-- Task to complete --
Check each line of the entries below for the word "date", and copy out the ones that have it.

-- Data provided --
+++
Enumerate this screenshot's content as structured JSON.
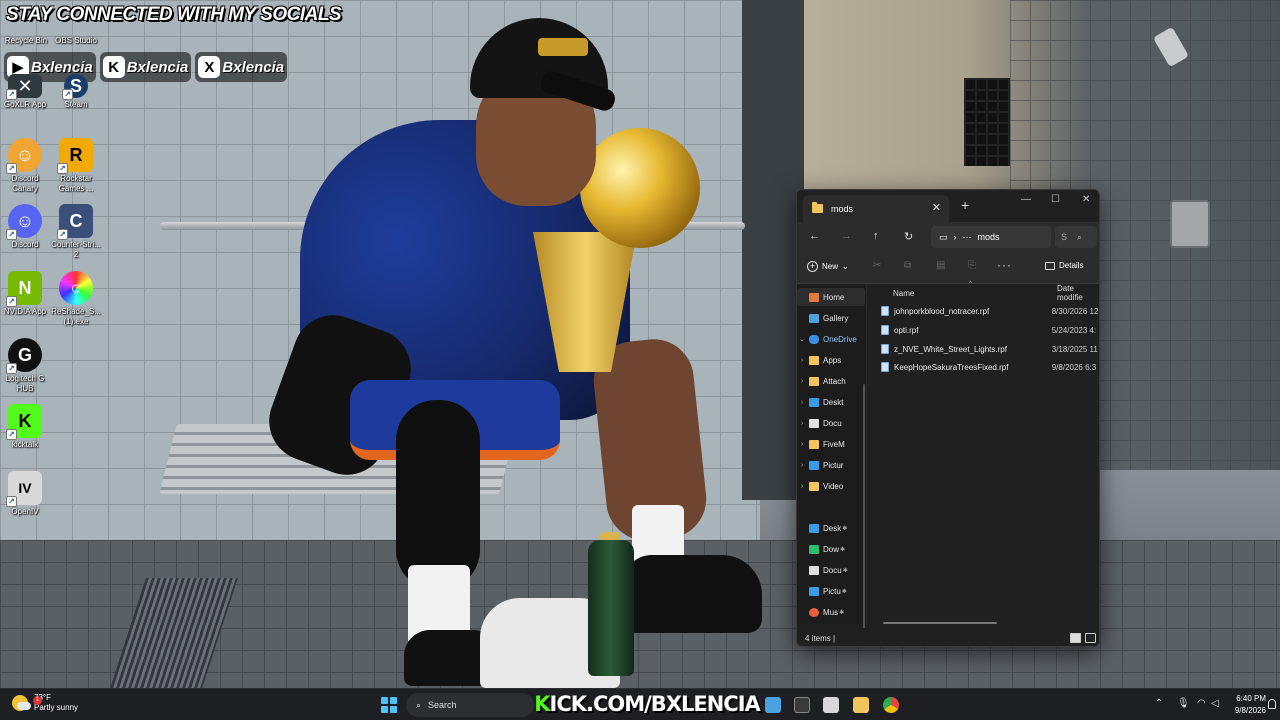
{
  "desktop": {
    "banner": {
      "title": "STAY CONNECTED WITH MY SOCIALS",
      "socials": [
        {
          "platform_icon": "youtube-icon",
          "glyph": "▶",
          "handle": "Bxlencia",
          "color": "#ffffff"
        },
        {
          "platform_icon": "kick-icon",
          "glyph": "K",
          "handle": "Bxlencia",
          "color": "#ffffff"
        },
        {
          "platform_icon": "x-icon",
          "glyph": "X",
          "handle": "Bxlencia",
          "color": "#ffffff"
        }
      ]
    },
    "icons": [
      {
        "label": "Recycle Bin"
      },
      {
        "label": "OBS Studio"
      },
      {
        "label": "GoXLR App",
        "glyph": "✕",
        "color": "#2f3a3f"
      },
      {
        "label": "Steam",
        "glyph": "S",
        "color": "#1b3d6b"
      },
      {
        "label": "Discord\nCanary",
        "glyph": "☺",
        "color": "#f0a532"
      },
      {
        "label": "Rockstar\nGames ...",
        "glyph": "R",
        "color": "#f2a900"
      },
      {
        "label": "Discord",
        "glyph": "☺",
        "color": "#5865f2"
      },
      {
        "label": "Counter-Stri...\n2",
        "glyph": "C",
        "color": "#3a4f7a"
      },
      {
        "label": "NVIDIA App",
        "glyph": "N",
        "color": "#76b900"
      },
      {
        "label": "ReShade_S...\n(1).exe",
        "glyph": "○",
        "color": "#ffffff"
      },
      {
        "label": "Logitech G\nHUB",
        "glyph": "G",
        "color": "#111111"
      },
      {
        "label": "kicktalk",
        "glyph": "K",
        "color": "#53fc18"
      },
      {
        "label": "OpenIV",
        "glyph": "IV",
        "color": "#d9d9d9"
      }
    ]
  },
  "explorer": {
    "tab_title": "mods",
    "new_tab_glyph": "+",
    "address": "mods",
    "address_more": "···",
    "search_glyph": "⌕",
    "search_text": "S",
    "toolbar": {
      "new_label": "New",
      "more_glyph": "···",
      "details_label": "Details"
    },
    "nav": [
      {
        "label": "Home",
        "icon": "home-icon",
        "color": "#e07b39",
        "active": true,
        "chevron": ""
      },
      {
        "label": "Gallery",
        "icon": "gallery-icon",
        "color": "#4aa3e0",
        "chevron": ""
      },
      {
        "label": "OneDrive",
        "icon": "onedrive-icon",
        "color": "#3a8ee6",
        "chevron": "⌄",
        "label_color": "#8fc8ff"
      },
      {
        "label": "Apps",
        "icon": "folder-icon",
        "color": "#f2c55c",
        "chevron": "›"
      },
      {
        "label": "Attach",
        "icon": "folder-icon",
        "color": "#f2c55c",
        "chevron": "›"
      },
      {
        "label": "Deskt",
        "icon": "desktop-folder-icon",
        "color": "#3a9be8",
        "chevron": "›"
      },
      {
        "label": "Docu",
        "icon": "documents-icon",
        "color": "#e0e0e0",
        "chevron": "›"
      },
      {
        "label": "FiveM",
        "icon": "folder-icon",
        "color": "#f2c55c",
        "chevron": "›"
      },
      {
        "label": "Pictur",
        "icon": "pictures-icon",
        "color": "#3a9be8",
        "chevron": "›"
      },
      {
        "label": "Video",
        "icon": "folder-icon",
        "color": "#f2c55c",
        "chevron": "›"
      },
      {
        "label": "Desk",
        "icon": "desktop-icon",
        "color": "#3a9be8",
        "pinned": true
      },
      {
        "label": "Dow",
        "icon": "downloads-icon",
        "color": "#2ebd6b",
        "pinned": true
      },
      {
        "label": "Docu",
        "icon": "documents-icon",
        "color": "#e0e0e0",
        "pinned": true
      },
      {
        "label": "Pictu",
        "icon": "pictures-icon",
        "color": "#3a9be8",
        "pinned": true
      },
      {
        "label": "Mus",
        "icon": "music-icon",
        "color": "#e8603c",
        "pinned": true
      }
    ],
    "columns": {
      "name": "Name",
      "date": "Date modifie"
    },
    "files": [
      {
        "name": "johnporkblood_notracer.rpf",
        "date": "8/30/2026 12"
      },
      {
        "name": "opti.rpf",
        "date": "5/24/2023 4:"
      },
      {
        "name": "z_NVE_White_Street_Lights.rpf",
        "date": "3/18/2025 11"
      },
      {
        "name": "KeepHopeSakuraTreesFixed.rpf",
        "date": "9/8/2026 6:3"
      }
    ],
    "status": "4 items  |"
  },
  "taskbar": {
    "weather": {
      "temp": "73°F",
      "condition": "Partly sunny",
      "badge": "1"
    },
    "search_label": "Search",
    "banner": "KICK.COM/BXLENCIA",
    "clock": {
      "time": "6:40 PM",
      "date": "9/8/2026"
    },
    "tray_up": "⌃",
    "apps": [
      {
        "name": "photos-app-icon",
        "color": "#4aa3e0"
      },
      {
        "name": "terminal-app-icon",
        "color": "#3b3b3b"
      },
      {
        "name": "notepad-app-icon",
        "color": "#d8d8d8"
      },
      {
        "name": "file-explorer-app-icon",
        "color": "#f2c55c"
      },
      {
        "name": "chrome-app-icon",
        "color": "#e8453c"
      }
    ]
  }
}
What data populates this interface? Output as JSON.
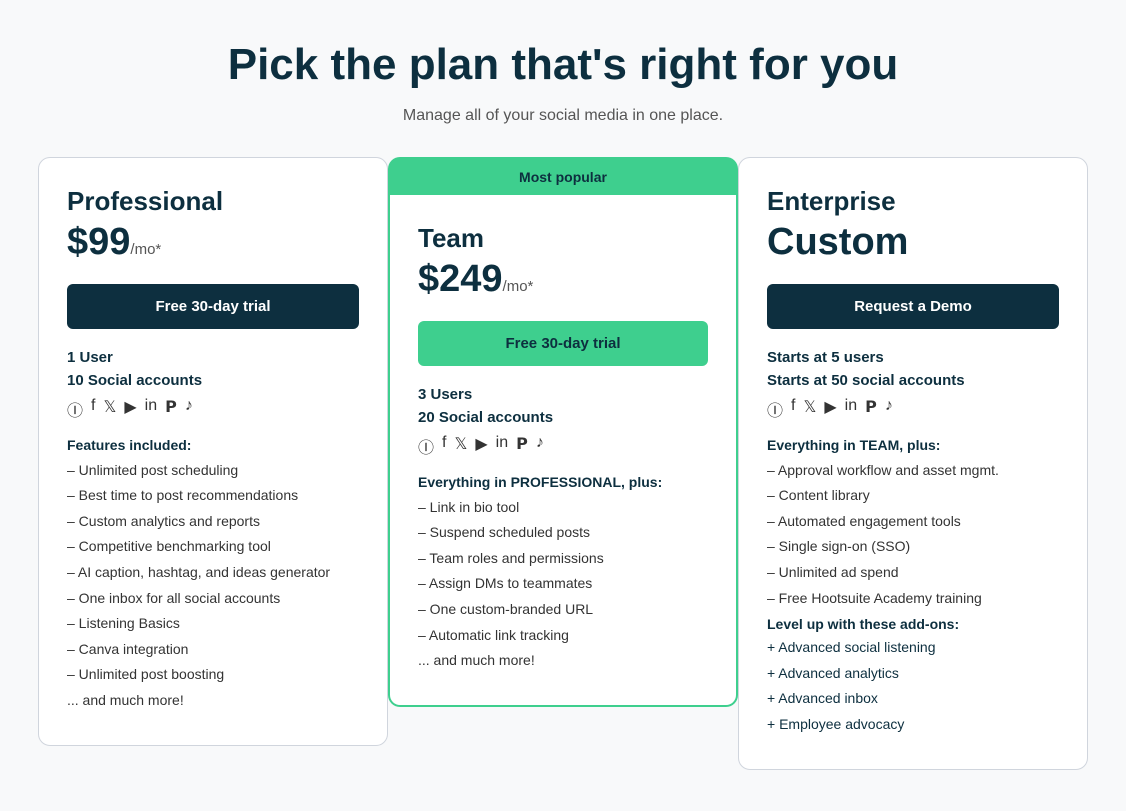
{
  "page": {
    "title": "Pick the plan that's right for you",
    "subtitle": "Manage all of your social media in one place."
  },
  "plans": [
    {
      "id": "professional",
      "name": "Professional",
      "price_amount": "$99",
      "price_period": "/mo*",
      "cta_label": "Free 30-day trial",
      "cta_style": "dark",
      "users": "1 User",
      "accounts": "10 Social accounts",
      "social_icons": [
        "ⓘ",
        "f",
        "𝕏",
        "▶",
        "in",
        "𝗽",
        "♪"
      ],
      "features_label": "Features included:",
      "features": [
        "– Unlimited post scheduling",
        "– Best time to post recommendations",
        "– Custom analytics and reports",
        "– Competitive benchmarking tool",
        "– AI caption, hashtag, and ideas generator",
        "– One inbox for all social accounts",
        "– Listening Basics",
        "– Canva integration",
        "– Unlimited post boosting",
        "... and much more!"
      ]
    },
    {
      "id": "team",
      "name": "Team",
      "price_amount": "$249",
      "price_period": "/mo*",
      "cta_label": "Free 30-day trial",
      "cta_style": "green",
      "badge": "Most popular",
      "users": "3 Users",
      "accounts": "20 Social accounts",
      "social_icons": [
        "ⓘ",
        "f",
        "𝕏",
        "▶",
        "in",
        "𝗽",
        "♪"
      ],
      "features_label": "Everything in PROFESSIONAL, plus:",
      "features": [
        "– Link in bio tool",
        "– Suspend scheduled posts",
        "– Team roles and permissions",
        "– Assign DMs to teammates",
        "– One custom-branded URL",
        "– Automatic link tracking",
        "... and much more!"
      ]
    },
    {
      "id": "enterprise",
      "name": "Enterprise",
      "price_amount": "Custom",
      "price_period": "",
      "cta_label": "Request a Demo",
      "cta_style": "dark",
      "users": "Starts at 5 users",
      "accounts": "Starts at 50 social accounts",
      "social_icons": [
        "ⓘ",
        "f",
        "𝕏",
        "▶",
        "in",
        "𝗽",
        "♪"
      ],
      "features_label": "Everything in TEAM, plus:",
      "features": [
        "– Approval workflow and asset mgmt.",
        "– Content library",
        "– Automated engagement tools",
        "– Single sign-on (SSO)",
        "– Unlimited ad spend",
        "– Free Hootsuite Academy training"
      ],
      "addons_label": "Level up with these add-ons:",
      "addons": [
        "+ Advanced social listening",
        "+ Advanced analytics",
        "+ Advanced inbox",
        "+ Employee advocacy"
      ]
    }
  ]
}
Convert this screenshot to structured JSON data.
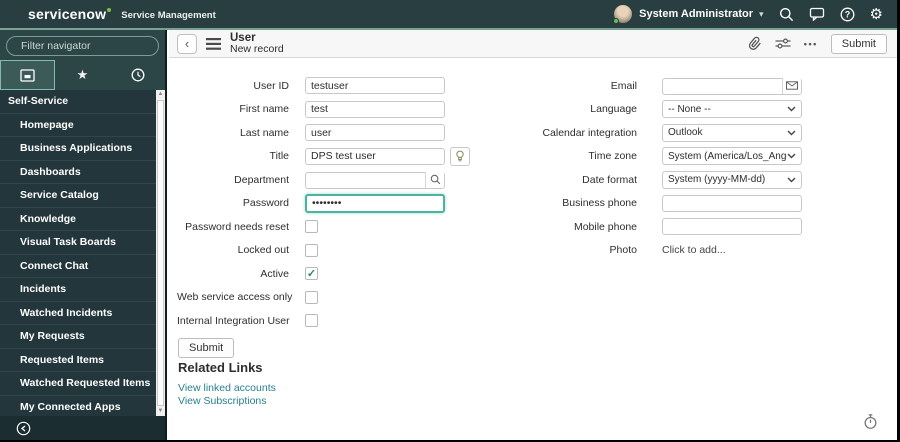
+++
-- Result of this exercise --
      "date": "Date modifie"
        "date": "8/30/2026 12"
        "date": "5/24/2023 4:"
        "date": "3/18/2025 11"
        "date": "9/8/2026 6:3"
      "date": "9/8/2026"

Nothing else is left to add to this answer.